On many occasions I have driven past this Hillfort along the M5, looked up and thought 'I am going to visit you one day'. Well, today was the day! Access is easy as long as you are mobile and fairly fit!
I parked next to St Michael's Church in the village of Brent Knoll and went through the kissing gate to the right of the church (public footpath sign). The gravel path loops around the back of the church and makes its way up towards the Hillfort. You then go through a second metal kissing gate and the climb becomes a bit less strenuous. Once you reach a third wooden kissing gate the climb becomes very stiff. You then come to a wooden stile with a National Trust sign bolted to it. This is the final part of the assent – and the steepest. Luckily the N.T. has put steps into the hill and the whole path is gravelled to make things a bit easier.
The views from the top are excellent – you can see for miles all around. In fact, you can even see Glastonbury Tor over 20 miles away! There is one of those markers on the top which shows you what to look out for and how far away they are – I like these. There is also a stone monument stating that beacons were lit on the Hillfort to celebrate the Queen's Silver Jubilee in 1977 and various Coronations.

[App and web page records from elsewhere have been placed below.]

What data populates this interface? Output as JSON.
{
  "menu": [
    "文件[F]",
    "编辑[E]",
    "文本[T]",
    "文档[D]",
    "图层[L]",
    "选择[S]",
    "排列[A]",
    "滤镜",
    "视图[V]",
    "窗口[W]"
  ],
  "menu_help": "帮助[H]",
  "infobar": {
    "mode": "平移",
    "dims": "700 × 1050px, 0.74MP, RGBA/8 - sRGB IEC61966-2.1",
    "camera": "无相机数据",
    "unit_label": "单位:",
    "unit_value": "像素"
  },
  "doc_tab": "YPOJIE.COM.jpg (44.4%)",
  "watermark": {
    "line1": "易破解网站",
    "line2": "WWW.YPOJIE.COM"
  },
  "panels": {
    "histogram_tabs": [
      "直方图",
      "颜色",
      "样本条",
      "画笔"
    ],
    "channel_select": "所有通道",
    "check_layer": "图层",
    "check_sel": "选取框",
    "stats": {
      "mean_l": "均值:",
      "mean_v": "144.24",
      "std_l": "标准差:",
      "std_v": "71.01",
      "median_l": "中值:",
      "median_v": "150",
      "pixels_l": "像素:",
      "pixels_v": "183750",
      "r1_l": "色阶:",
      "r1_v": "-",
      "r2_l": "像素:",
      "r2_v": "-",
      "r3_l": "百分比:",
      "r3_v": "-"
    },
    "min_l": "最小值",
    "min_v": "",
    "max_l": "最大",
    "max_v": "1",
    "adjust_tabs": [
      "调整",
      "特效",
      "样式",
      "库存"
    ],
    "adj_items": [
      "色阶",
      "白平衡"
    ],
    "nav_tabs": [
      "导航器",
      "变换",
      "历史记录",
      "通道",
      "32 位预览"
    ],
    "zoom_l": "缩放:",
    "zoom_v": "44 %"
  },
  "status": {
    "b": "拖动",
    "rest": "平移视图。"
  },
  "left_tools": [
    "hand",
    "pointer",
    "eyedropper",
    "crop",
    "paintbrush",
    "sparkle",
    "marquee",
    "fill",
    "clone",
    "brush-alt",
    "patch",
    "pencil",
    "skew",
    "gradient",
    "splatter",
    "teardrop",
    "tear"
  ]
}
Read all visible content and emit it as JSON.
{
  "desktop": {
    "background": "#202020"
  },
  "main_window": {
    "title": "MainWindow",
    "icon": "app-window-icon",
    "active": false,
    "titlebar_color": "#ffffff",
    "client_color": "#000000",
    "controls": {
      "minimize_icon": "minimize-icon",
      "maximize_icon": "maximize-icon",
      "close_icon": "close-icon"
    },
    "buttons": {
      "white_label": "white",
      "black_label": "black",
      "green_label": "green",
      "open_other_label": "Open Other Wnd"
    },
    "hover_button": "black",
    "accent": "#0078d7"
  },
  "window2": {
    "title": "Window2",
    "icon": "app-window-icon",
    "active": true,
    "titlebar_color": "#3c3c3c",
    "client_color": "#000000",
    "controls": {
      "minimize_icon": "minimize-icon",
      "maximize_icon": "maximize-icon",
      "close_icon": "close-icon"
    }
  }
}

The centre of the Hillfort has been quarried and has large 'dips' in it. It is very difficult to work out what is what. The ditch / rampart running around the top is quite well preserved in some places although difficult to spot in others. There seems to be a additional ramparts near the northern edge which could possibly mark the site of an entrance?
It took me 20 minutes to walk from the church to the top and a further 10 minutes to walk right around the Hillfort. Luckily Dafydd was asleep in the car and Karen stayed with him. If I had to carry him up here I would have probably required resuscitation half way up!! Well worth a visit if you are physically able. The views are great.
Of the coming of the Danes the battle traditions have much to say, if nowadays they are growing misty. But here it must be noted that every tale of ancient warfare in the Quantock country, and probably in the rest of Somerset, is assigned to the time of the Danes in a way which is not wonderful when one considers that Athelney itself lies on the edge of the Quantock land, and that from 835 to 1010 the North Somerset coast was constantly ravaged by the Viking fleets. I have known even Sedgemoor fight ascribed to the Danes.
The first landing of these invaders, in A.D. 835, was at Parrett Mouth, but on the right bank of the river. The memory of that invasion is still so clear, however, that it should be recorded. The field of battle lies under Brent Knoll, and is known as " Battle Borough." The tradition is that the enemy was destroyed because a certain old woman dared, during the fight inland, to prevent their escape by cutting the cables of the ships, and so setting them adrift on the falling tide.
Battleborough is on the south flank of Brent Knoll. From p38 in
Local Traditions of the Quantocks
C. W. Whistler
Folklore, Vol. 19, No. 1. (Mar. 30, 1908), pp. 31-51.
A bit more about the legends connected with Brent Knoll, as explained in Geoffrey Ashe's 'Landscape of King Arthur' (1987).
Occultist Dion Fortune wrote about the hill in her novel 'The Sea Priestess' - she called it Bell Knowle and Ashe says she described it as 'modelled by colonists from Atlantis'. Whilst this is Rather fanciful, you can't help but admit that Brent Knoll has a decidedly impressive presence in the landscape, rising as an isolated bump at the edge of the utterly flat Somerset Levels. Its previous occupants gave it a single bank and ditch at the top, and may have steepened some of its slopes. It used to belong to Glastonbury Abbey - indeed you can see it from Glastonbury Tor.
A chronicler of the 13th century tells how King Arthur was holding court at Caerleon one Christmas (or should that be Midwinter?). He knighted a bold young man called Ider, who was the son of King Nuth. Ash reminds us that a Gwyn ap Nudd was the lord of the underworld, and he lived in Glastonbury Tor*, and had a run in with St Collen, if you recall. So it seems likely that King Nuth could refer to the same man?
As a new knight, Ider had to pass a test. He was told when at Glastonbury that three giants, 'notorious for their wickedness', lived on Brent Knoll, then known as the Mount of Frogs (Mons Ranarum). King Arthur intended to march against them, and Ider would be required to join him. Young and enthusiastic, Ider galloped ahead and slew all three giants singlehandedly. But unfortunately he was wounded himself, and by the time Arthur arrived Ider lay unconscious and dying. The King returned to Glastonbury blaming himself. He gave the lands around the hill to the abbey and asked the monks to pray for Ider's soul.
Ider also appears as 'Yder son of Nut' in a French medieval romance by Chrétien de Troyes.
[*assuming this is the correct location of the St Collen story (see the Tor page).]
According to tradition it was formed from a shovel full of earth thrown down by the Devil when he was digging out Cheddar Gorge. In Arthurian legend it was the Mount of Frogs, and three giants lived there. The knight Ider, who had the task of challenging them, galloped off and killed all three without waiting for Arthur and the knights who were going to help him.